**Directions for this task**
Though the entries hold pictures, only their text should be duplicated, exactly and in full.

**Entries from a dataset of interfaces**
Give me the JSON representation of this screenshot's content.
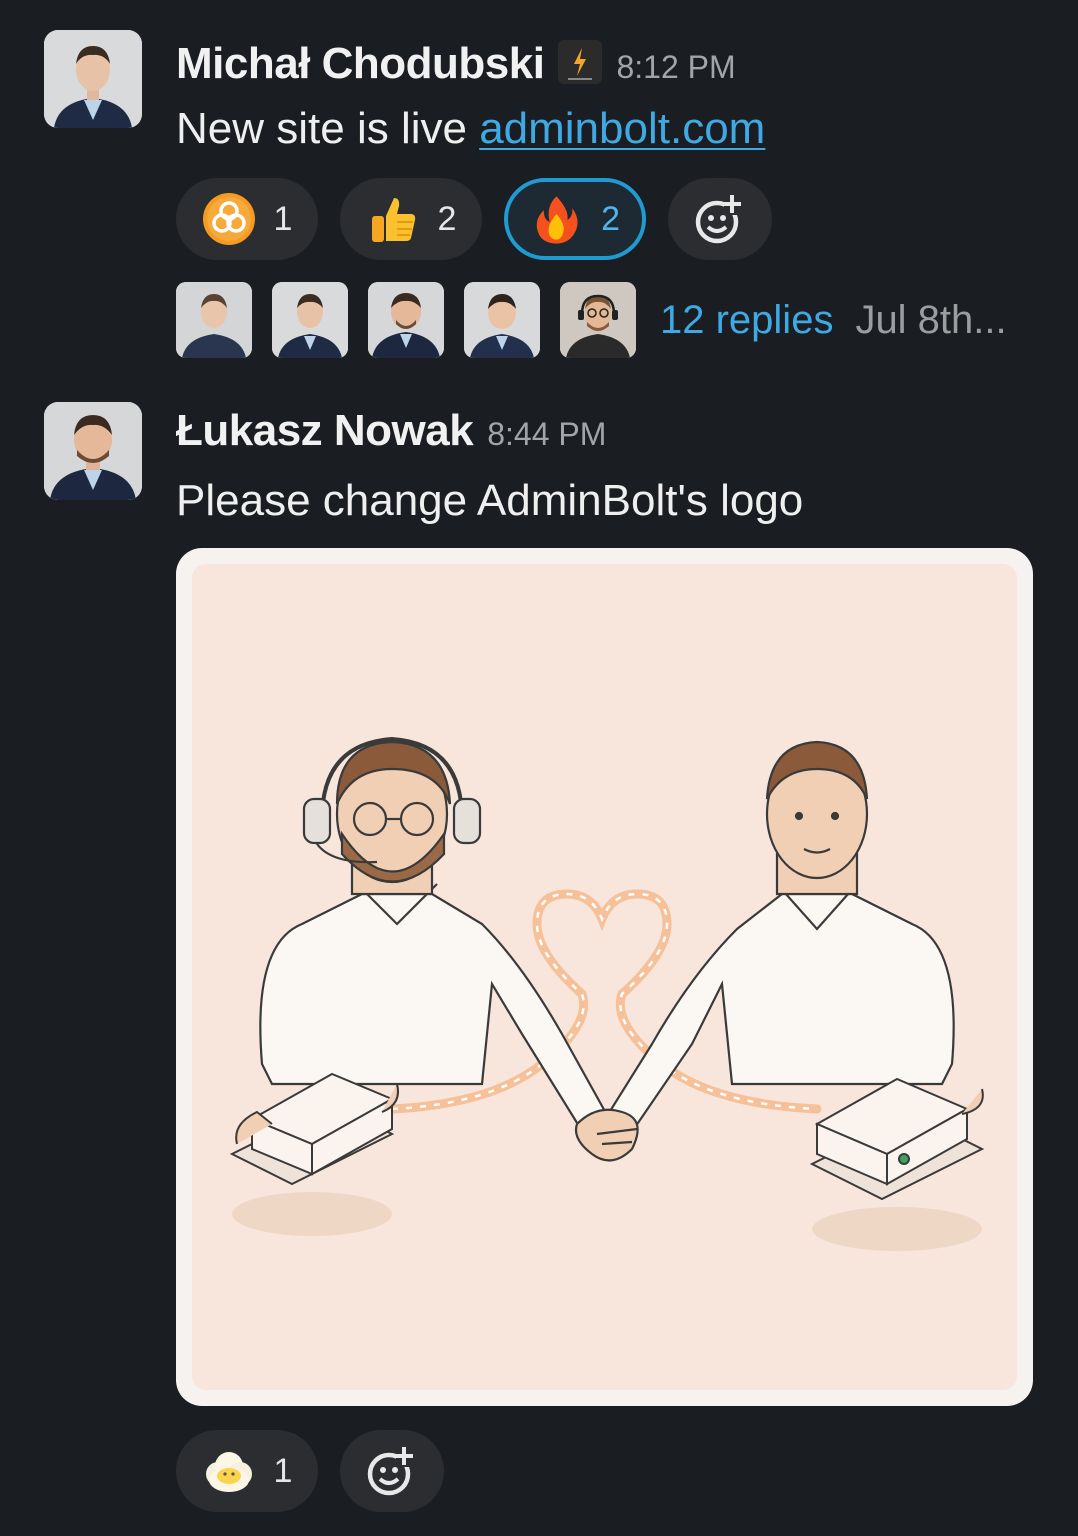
{
  "messages": [
    {
      "author": "Michał Chodubski",
      "time": "8:12 PM",
      "text_prefix": "New site is live ",
      "link_text": "adminbolt.com",
      "reactions": [
        {
          "icon": "biohazard-emoji-icon",
          "count": "1",
          "active": false
        },
        {
          "icon": "thumbs-up-emoji-icon",
          "count": "2",
          "active": false
        },
        {
          "icon": "fire-emoji-icon",
          "count": "2",
          "active": true
        }
      ],
      "thread": {
        "replies": "12 replies",
        "date": "Jul 8th..."
      }
    },
    {
      "author": "Łukasz Nowak",
      "time": "8:44 PM",
      "text": "Please change AdminBolt's logo",
      "image_alt": "illustration of two men shaking hands between servers with a heart-shaped cable",
      "reactions": [
        {
          "icon": "cloud-face-emoji-icon",
          "count": "1",
          "active": false
        }
      ]
    }
  ],
  "colors": {
    "background": "#1a1d21",
    "link": "#3fa9e3",
    "active_reaction_border": "#1f9bd1",
    "pill": "#2b2d31",
    "image_bg": "#f8e6dc",
    "cable": "#f08a3c"
  }
}
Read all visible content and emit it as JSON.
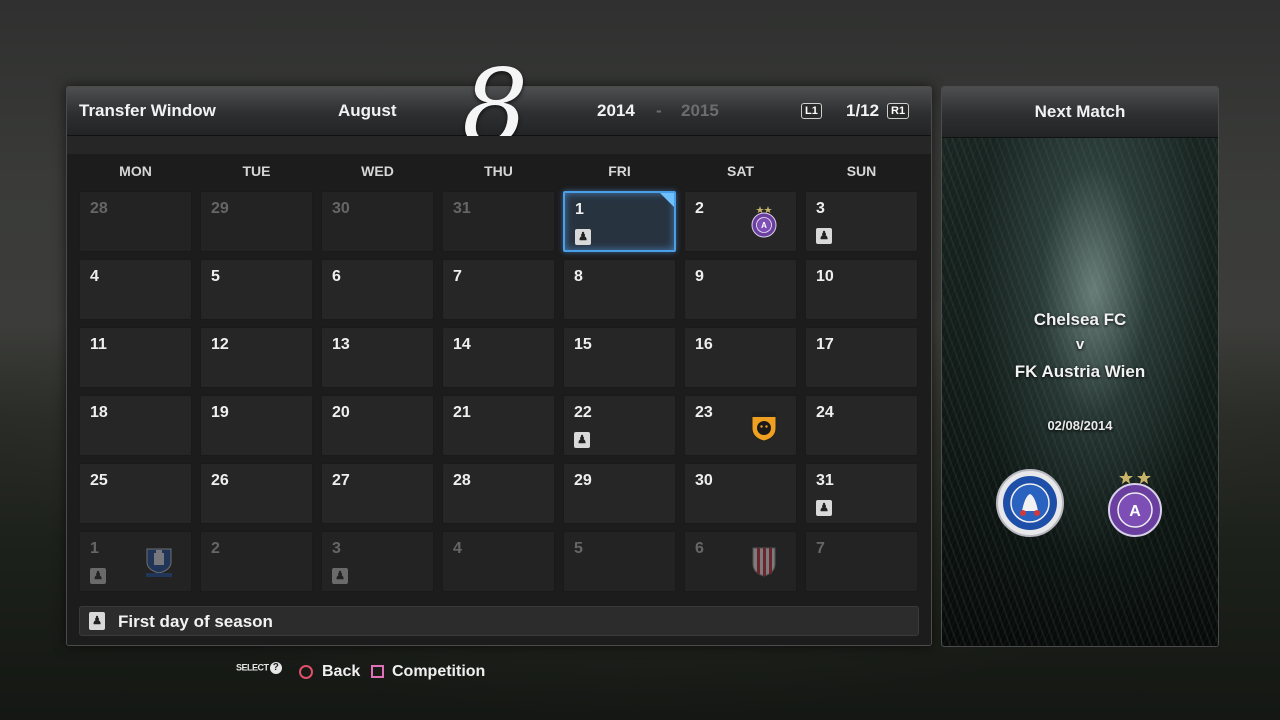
{
  "calendar": {
    "title": "Transfer Window",
    "month_name": "August",
    "month_number": "8",
    "year_start": "2014",
    "year_separator": "-",
    "year_end": "2015",
    "l1_label": "L1",
    "r1_label": "R1",
    "page": "1/12",
    "weekdays": [
      "MON",
      "TUE",
      "WED",
      "THU",
      "FRI",
      "SAT",
      "SUN"
    ],
    "weeks": [
      [
        {
          "day": "28",
          "other_month": true
        },
        {
          "day": "29",
          "other_month": true
        },
        {
          "day": "30",
          "other_month": true
        },
        {
          "day": "31",
          "other_month": true
        },
        {
          "day": "1",
          "selected": true,
          "event": true
        },
        {
          "day": "2",
          "crest": "austria-wien-crest"
        },
        {
          "day": "3",
          "event": true
        }
      ],
      [
        {
          "day": "4"
        },
        {
          "day": "5"
        },
        {
          "day": "6"
        },
        {
          "day": "7"
        },
        {
          "day": "8"
        },
        {
          "day": "9"
        },
        {
          "day": "10"
        }
      ],
      [
        {
          "day": "11"
        },
        {
          "day": "12"
        },
        {
          "day": "13"
        },
        {
          "day": "14"
        },
        {
          "day": "15"
        },
        {
          "day": "16"
        },
        {
          "day": "17"
        }
      ],
      [
        {
          "day": "18"
        },
        {
          "day": "19"
        },
        {
          "day": "20"
        },
        {
          "day": "21"
        },
        {
          "day": "22",
          "event": true
        },
        {
          "day": "23",
          "crest": "hull-city-crest"
        },
        {
          "day": "24"
        }
      ],
      [
        {
          "day": "25"
        },
        {
          "day": "26"
        },
        {
          "day": "27"
        },
        {
          "day": "28"
        },
        {
          "day": "29"
        },
        {
          "day": "30"
        },
        {
          "day": "31",
          "event": true
        }
      ],
      [
        {
          "day": "1",
          "other_month": true,
          "event": true,
          "crest": "everton-crest"
        },
        {
          "day": "2",
          "other_month": true
        },
        {
          "day": "3",
          "other_month": true,
          "event": true
        },
        {
          "day": "4",
          "other_month": true
        },
        {
          "day": "5",
          "other_month": true
        },
        {
          "day": "6",
          "other_month": true,
          "crest": "stoke-city-crest"
        },
        {
          "day": "7",
          "other_month": true
        }
      ]
    ],
    "event_icon": "event-marker-icon",
    "info_text": "First day of season"
  },
  "next_match": {
    "title": "Next Match",
    "home_team": "Chelsea FC",
    "versus": "v",
    "away_team": "FK Austria Wien",
    "date": "02/08/2014",
    "home_crest": "chelsea-crest",
    "away_crest": "austria-wien-crest"
  },
  "footer": {
    "select_label": "SELECT",
    "help_glyph": "?",
    "back_label": "Back",
    "competition_label": "Competition"
  },
  "colors": {
    "selection": "#4aa0e8",
    "circle_button": "#e0506a",
    "square_button": "#e070b8"
  }
}
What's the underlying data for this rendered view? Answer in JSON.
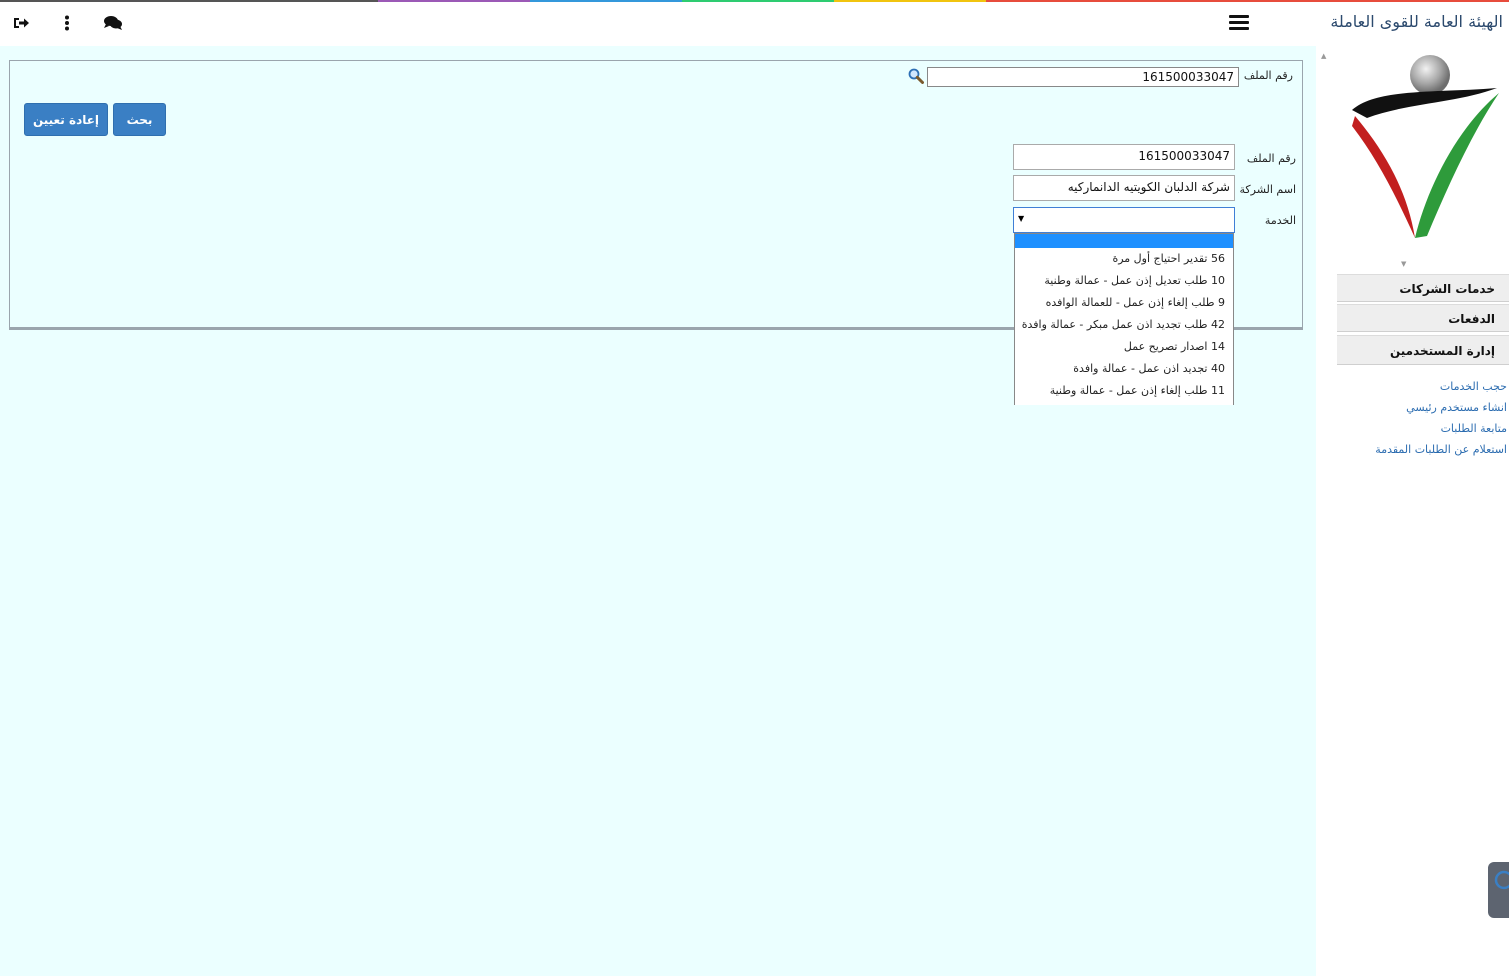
{
  "header": {
    "site_title": "الهيئة العامة للقوى العاملة",
    "icons": [
      "logout-icon",
      "more-vertical-icon",
      "chat-icon",
      "hamburger-menu-icon"
    ]
  },
  "search": {
    "file_label": "رقم الملف",
    "file_value": "161500033047",
    "search_button": "بحث",
    "reset_button": "إعادة تعيين"
  },
  "form": {
    "file_label": "رقم الملف",
    "file_value": "161500033047",
    "company_label": "اسم الشركة",
    "company_value": "شركة الدلبان الكويتيه الدانماركيه",
    "service_label": "الخدمة",
    "service_value": ""
  },
  "service_options": [
    "",
    "56 تقدير احتياج أول مرة",
    "10 طلب تعديل إذن عمل - عمالة وطنية",
    "9 طلب إلغاء إذن عمل - للعمالة الوافده",
    "42 طلب تجديد اذن عمل مبكر - عمالة وافدة",
    "14 اصدار تصريح عمل",
    "40 تجديد اذن عمل - عمالة وافدة",
    "11 طلب إلغاء إذن عمل - عمالة وطنية"
  ],
  "sidebar": {
    "menu": [
      {
        "label": "خدمات الشركات"
      },
      {
        "label": "الدفعات"
      },
      {
        "label": "إدارة المستخدمين"
      }
    ],
    "links": [
      {
        "label": "حجب الخدمات"
      },
      {
        "label": "انشاء مستخدم رئيسي"
      },
      {
        "label": "متابعة الطلبات"
      },
      {
        "label": "استعلام عن الطلبات المقدمة"
      }
    ]
  },
  "colors": {
    "page_bg": "#ebffff",
    "button": "#3a7fc4",
    "link": "#2b6cb0",
    "selected_option": "#1e90ff"
  }
}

**Result for this task**
Give me the JSON representation of this screenshot's content.
{
  "messages": [
    {
      "author": "Michał Chodubski",
      "time": "8:12 PM",
      "text_prefix": "New site is live ",
      "link_text": "adminbolt.com",
      "reactions": [
        {
          "icon": "biohazard-emoji-icon",
          "count": "1",
          "active": false
        },
        {
          "icon": "thumbs-up-emoji-icon",
          "count": "2",
          "active": false
        },
        {
          "icon": "fire-emoji-icon",
          "count": "2",
          "active": true
        }
      ],
      "thread": {
        "replies": "12 replies",
        "date": "Jul 8th..."
      }
    },
    {
      "author": "Łukasz Nowak",
      "time": "8:44 PM",
      "text": "Please change AdminBolt's logo",
      "image_alt": "illustration of two men shaking hands between servers with a heart-shaped cable",
      "reactions": [
        {
          "icon": "cloud-face-emoji-icon",
          "count": "1",
          "active": false
        }
      ]
    }
  ],
  "colors": {
    "background": "#1a1d21",
    "link": "#3fa9e3",
    "active_reaction_border": "#1f9bd1",
    "pill": "#2b2d31",
    "image_bg": "#f8e6dc",
    "cable": "#f08a3c"
  }
}
Read all visible content and emit it as JSON.
{
  "calendar": {
    "title": "Transfer Window",
    "month_name": "August",
    "month_number": "8",
    "year_start": "2014",
    "year_separator": "-",
    "year_end": "2015",
    "l1_label": "L1",
    "r1_label": "R1",
    "page": "1/12",
    "weekdays": [
      "MON",
      "TUE",
      "WED",
      "THU",
      "FRI",
      "SAT",
      "SUN"
    ],
    "weeks": [
      [
        {
          "day": "28",
          "other_month": true
        },
        {
          "day": "29",
          "other_month": true
        },
        {
          "day": "30",
          "other_month": true
        },
        {
          "day": "31",
          "other_month": true
        },
        {
          "day": "1",
          "selected": true,
          "event": true
        },
        {
          "day": "2",
          "crest": "austria-wien-crest"
        },
        {
          "day": "3",
          "event": true
        }
      ],
      [
        {
          "day": "4"
        },
        {
          "day": "5"
        },
        {
          "day": "6"
        },
        {
          "day": "7"
        },
        {
          "day": "8"
        },
        {
          "day": "9"
        },
        {
          "day": "10"
        }
      ],
      [
        {
          "day": "11"
        },
        {
          "day": "12"
        },
        {
          "day": "13"
        },
        {
          "day": "14"
        },
        {
          "day": "15"
        },
        {
          "day": "16"
        },
        {
          "day": "17"
        }
      ],
      [
        {
          "day": "18"
        },
        {
          "day": "19"
        },
        {
          "day": "20"
        },
        {
          "day": "21"
        },
        {
          "day": "22",
          "event": true
        },
        {
          "day": "23",
          "crest": "hull-city-crest"
        },
        {
          "day": "24"
        }
      ],
      [
        {
          "day": "25"
        },
        {
          "day": "26"
        },
        {
          "day": "27"
        },
        {
          "day": "28"
        },
        {
          "day": "29"
        },
        {
          "day": "30"
        },
        {
          "day": "31",
          "event": true
        }
      ],
      [
        {
          "day": "1",
          "other_month": true,
          "event": true,
          "crest": "everton-crest"
        },
        {
          "day": "2",
          "other_month": true
        },
        {
          "day": "3",
          "other_month": true,
          "event": true
        },
        {
          "day": "4",
          "other_month": true
        },
        {
          "day": "5",
          "other_month": true
        },
        {
          "day": "6",
          "other_month": true,
          "crest": "stoke-city-crest"
        },
        {
          "day": "7",
          "other_month": true
        }
      ]
    ],
    "event_icon": "event-marker-icon",
    "info_text": "First day of season"
  },
  "next_match": {
    "title": "Next Match",
    "home_team": "Chelsea FC",
    "versus": "v",
    "away_team": "FK Austria Wien",
    "date": "02/08/2014",
    "home_crest": "chelsea-crest",
    "away_crest": "austria-wien-crest"
  },
  "footer": {
    "select_label": "SELECT",
    "help_glyph": "?",
    "back_label": "Back",
    "competition_label": "Competition"
  },
  "colors": {
    "selection": "#4aa0e8",
    "circle_button": "#e0506a",
    "square_button": "#e070b8"
  }
}
What's the underlying data for this rendered view? Answer in JSON.
{
  "header": {
    "site_title": "الهيئة العامة للقوى العاملة",
    "icons": [
      "logout-icon",
      "more-vertical-icon",
      "chat-icon",
      "hamburger-menu-icon"
    ]
  },
  "search": {
    "file_label": "رقم الملف",
    "file_value": "161500033047",
    "search_button": "بحث",
    "reset_button": "إعادة تعيين"
  },
  "form": {
    "file_label": "رقم الملف",
    "file_value": "161500033047",
    "company_label": "اسم الشركة",
    "company_value": "شركة الدلبان الكويتيه الدانماركيه",
    "service_label": "الخدمة",
    "service_value": ""
  },
  "service_options": [
    "",
    "56 تقدير احتياج أول مرة",
    "10 طلب تعديل إذن عمل - عمالة وطنية",
    "9 طلب إلغاء إذن عمل - للعمالة الوافده",
    "42 طلب تجديد اذن عمل مبكر - عمالة وافدة",
    "14 اصدار تصريح عمل",
    "40 تجديد اذن عمل - عمالة وافدة",
    "11 طلب إلغاء إذن عمل - عمالة وطنية"
  ],
  "sidebar": {
    "menu": [
      {
        "label": "خدمات الشركات"
      },
      {
        "label": "الدفعات"
      },
      {
        "label": "إدارة المستخدمين"
      }
    ],
    "links": [
      {
        "label": "حجب الخدمات"
      },
      {
        "label": "انشاء مستخدم رئيسي"
      },
      {
        "label": "متابعة الطلبات"
      },
      {
        "label": "استعلام عن الطلبات المقدمة"
      }
    ]
  },
  "colors": {
    "page_bg": "#ebffff",
    "button": "#3a7fc4",
    "link": "#2b6cb0",
    "selected_option": "#1e90ff"
  }
}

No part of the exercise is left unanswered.